Understanding the neoliberal ideology which lay at the foundation of the ANC’s macroeconomic and industrial policy, especially in the Mandela and Mbeki presidencies, helps us grasp why the post-apartheid economy has remained inaccessible for the new black business class. Moreover, we must remember that under neoliberalism the state must work to create and preserve the institutional framework appropriate to neoliberal practices. It is this mandate that has led to the corporatisation of state-owned entities, the rapid spread of public-private partnerships and the deep commodification of services that millions rely on.
Eskom stands as a tragic testimony of what happens when the dictates of neoliberalism clash with the interests of kleptocracy and a disastrously stagnant economy. On the one hand, Eskom’s corporatisation has not only narrowed streams of revenue because of the utility being mandated to a financing through the full-cost recovery model in a population where 18 million people are extremely poor and more than 10 million unemployed. Moreover, it was the commitment to eventually unbundling Eskom and creating a competitive energy market that resulted in the government putting a moratorium on investing in the SOEs’ generative capacity, resulting in the first strike of load-shedding in 2007.

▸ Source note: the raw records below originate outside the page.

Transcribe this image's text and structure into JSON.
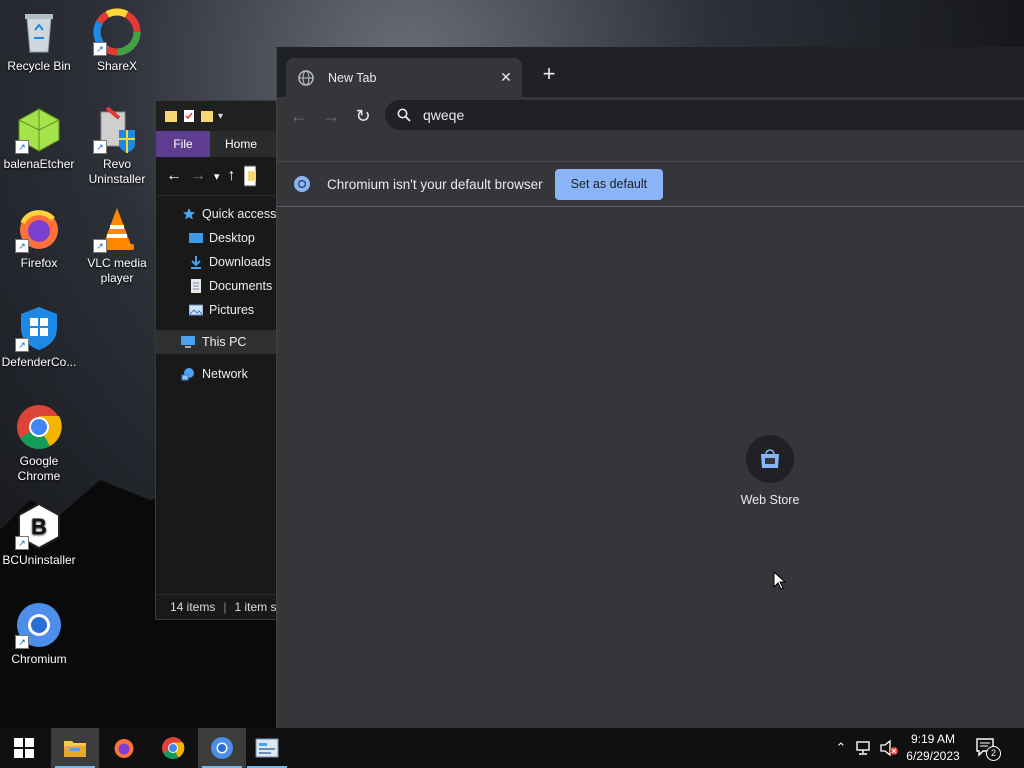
{
  "desktop": {
    "icons": [
      {
        "label": "Recycle Bin",
        "icon": "recycle-bin-icon"
      },
      {
        "label": "ShareX",
        "icon": "sharex-icon"
      },
      {
        "label": "balenaEtcher",
        "icon": "balenaetcher-icon"
      },
      {
        "label": "Revo Uninstaller",
        "icon": "revo-uninstaller-icon"
      },
      {
        "label": "Firefox",
        "icon": "firefox-icon"
      },
      {
        "label": "VLC media player",
        "icon": "vlc-icon"
      },
      {
        "label": "DefenderCo...",
        "icon": "defender-control-icon"
      },
      {
        "label": "Google Chrome",
        "icon": "chrome-icon"
      },
      {
        "label": "BCUninstaller",
        "icon": "bcuninstaller-icon"
      },
      {
        "label": "Chromium",
        "icon": "chromium-icon"
      }
    ]
  },
  "explorer": {
    "ribbon": {
      "file": "File",
      "home": "Home"
    },
    "nav": {
      "quick_access": "Quick access",
      "desktop": "Desktop",
      "downloads": "Downloads",
      "documents": "Documents",
      "pictures": "Pictures",
      "this_pc": "This PC",
      "network": "Network"
    },
    "status": {
      "items": "14 items",
      "selected": "1 item s"
    }
  },
  "browser": {
    "tab_title": "New Tab",
    "omnibox_value": "qweqe",
    "infobar_message": "Chromium isn't your default browser",
    "infobar_button": "Set as default",
    "shortcut_label": "Web Store"
  },
  "taskbar": {
    "time": "9:19 AM",
    "date": "6/29/2023",
    "notification_count": "2"
  },
  "colors": {
    "accent_blue": "#8ab4f8",
    "file_tab": "#5e3d91",
    "chrome_bg": "#35363a",
    "tabstrip_bg": "#202124"
  }
}
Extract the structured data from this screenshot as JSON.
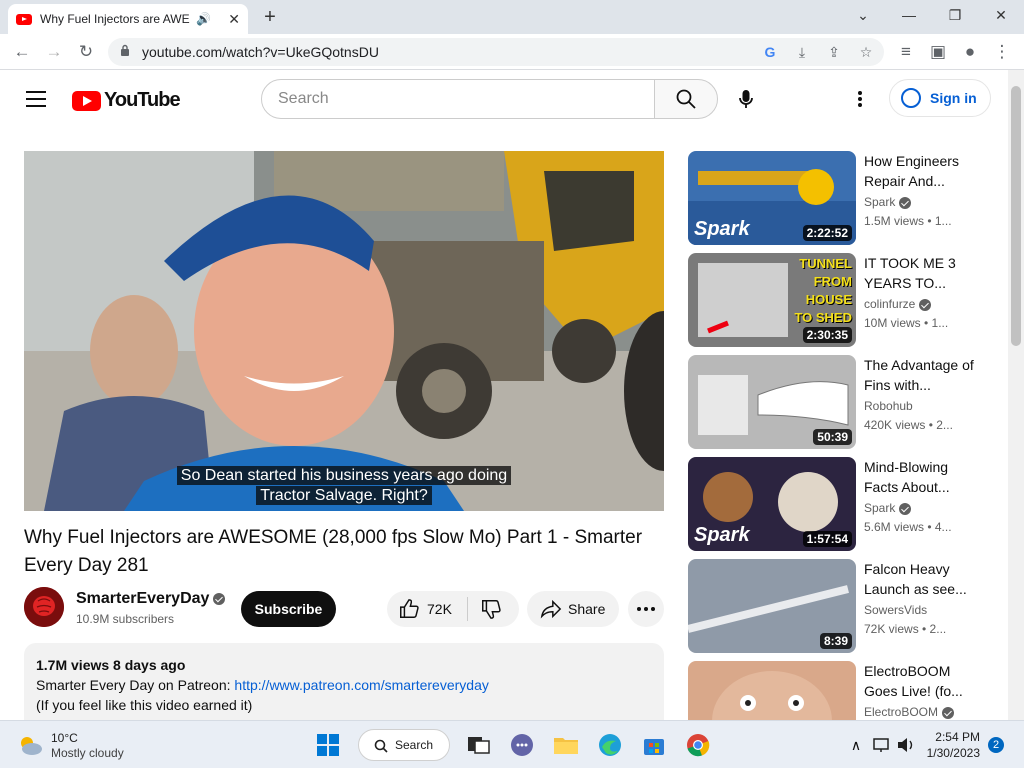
{
  "browser": {
    "tab_title": "Why Fuel Injectors are AWESOME",
    "url": "youtube.com/watch?v=UkeGQotnsDU",
    "new_tab": "+",
    "tab_close": "✕",
    "audio_icon": "🔊"
  },
  "youtube": {
    "logo_text": "YouTube",
    "search_placeholder": "Search",
    "signin_label": "Sign in"
  },
  "video": {
    "caption_line1": "So Dean started his business years ago doing",
    "caption_line2": "Tractor Salvage. Right?",
    "title": "Why Fuel Injectors are AWESOME (28,000 fps Slow Mo) Part 1 - Smarter Every Day 281",
    "channel": "SmarterEveryDay",
    "subscribers": "10.9M subscribers",
    "subscribe_label": "Subscribe",
    "likes": "72K",
    "share_label": "Share",
    "views_meta": "1.7M views  8 days ago",
    "desc_line1_text": "Smarter Every Day on Patreon: ",
    "desc_line1_link": "http://www.patreon.com/smartereveryday",
    "desc_line2": "(If you feel like this video earned it)"
  },
  "related": [
    {
      "title": "How Engineers Repair And...",
      "channel": "Spark",
      "meta": "1.5M views  • 1...",
      "duration": "2:22:52",
      "verified": true,
      "overlay": "Spark",
      "color": "#3b6fb0"
    },
    {
      "title": "IT TOOK ME 3 YEARS TO...",
      "channel": "colinfurze",
      "meta": "10M views  • 1...",
      "duration": "2:30:35",
      "verified": true,
      "overlay": "",
      "color": "#7a7a7a"
    },
    {
      "title": "The Advantage of Fins with...",
      "channel": "Robohub",
      "meta": "420K views  • 2...",
      "duration": "50:39",
      "verified": false,
      "overlay": "",
      "color": "#b8b8b8"
    },
    {
      "title": "Mind-Blowing Facts About...",
      "channel": "Spark",
      "meta": "5.6M views  • 4...",
      "duration": "1:57:54",
      "verified": true,
      "overlay": "Spark",
      "color": "#2c2440"
    },
    {
      "title": "Falcon Heavy Launch as see...",
      "channel": "SowersVids",
      "meta": "72K views  • 2...",
      "duration": "8:39",
      "verified": false,
      "overlay": "",
      "color": "#8f9aa8"
    },
    {
      "title": "ElectroBOOM Goes Live! (fo...",
      "channel": "ElectroBOOM",
      "meta": "",
      "duration": "",
      "verified": true,
      "overlay": "",
      "color": "#d9a88a"
    }
  ],
  "thumb_text": {
    "tunnel_1": "TUNNEL",
    "tunnel_2": "FROM",
    "tunnel_3": "HOUSE",
    "tunnel_4": "TO SHED"
  },
  "taskbar": {
    "temp": "10°C",
    "weather": "Mostly cloudy",
    "search_label": "Search",
    "time": "2:54 PM",
    "date": "1/30/2023",
    "notifications": "2"
  }
}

The commitment to fiscal restraint has also resulted in Eskom being denied the public funding it needs to boost capacity and conduct maintenance. Consequently, Eskom has relied on borrowing finance, domestically and internationally, to ease its financial woes. This has only produced a terrible balance sheet for the utility, aggravating its debt, increasing tariffs (remember under neoliberalism, even public provision must be commodified) and, in the process, critical maintenance is neglected and energy poverty is deepened. On top of having an unsustainable corporate mandate, Eskom is then also burdened by those who seek to use it as a vehicle for accumulation, diverting vital resources away from securing the public good.
It cannot be denied that state-owned entities are in a frail and deteriorating condition. But this reality should not compel us to be cynical and indifferent. And importantly, the failure of SOEs does not mean state utilities’ privatisation will be our salvation. Global evidence gathered over the past 50 years demonstrates that expansive privatisation fattens the wallets of business consultants and corporations, while drastically diluting the capacity of states to fulfil their social mandates, resulting in the poor and working class losing their economic agency.
If the state can be captured by corporate or kleptocratic power, then is it not time the state be captured and democratised by the South African people? If we do not democratise the state’s power, South Africans will continue to be collateral damage in the wars among elites.
Andile Zulu is with the Alternative Information and Development Centre in Cape Town. He writes in his personal capacity.
*This Opinion Piece was first published by the Mail & Guardian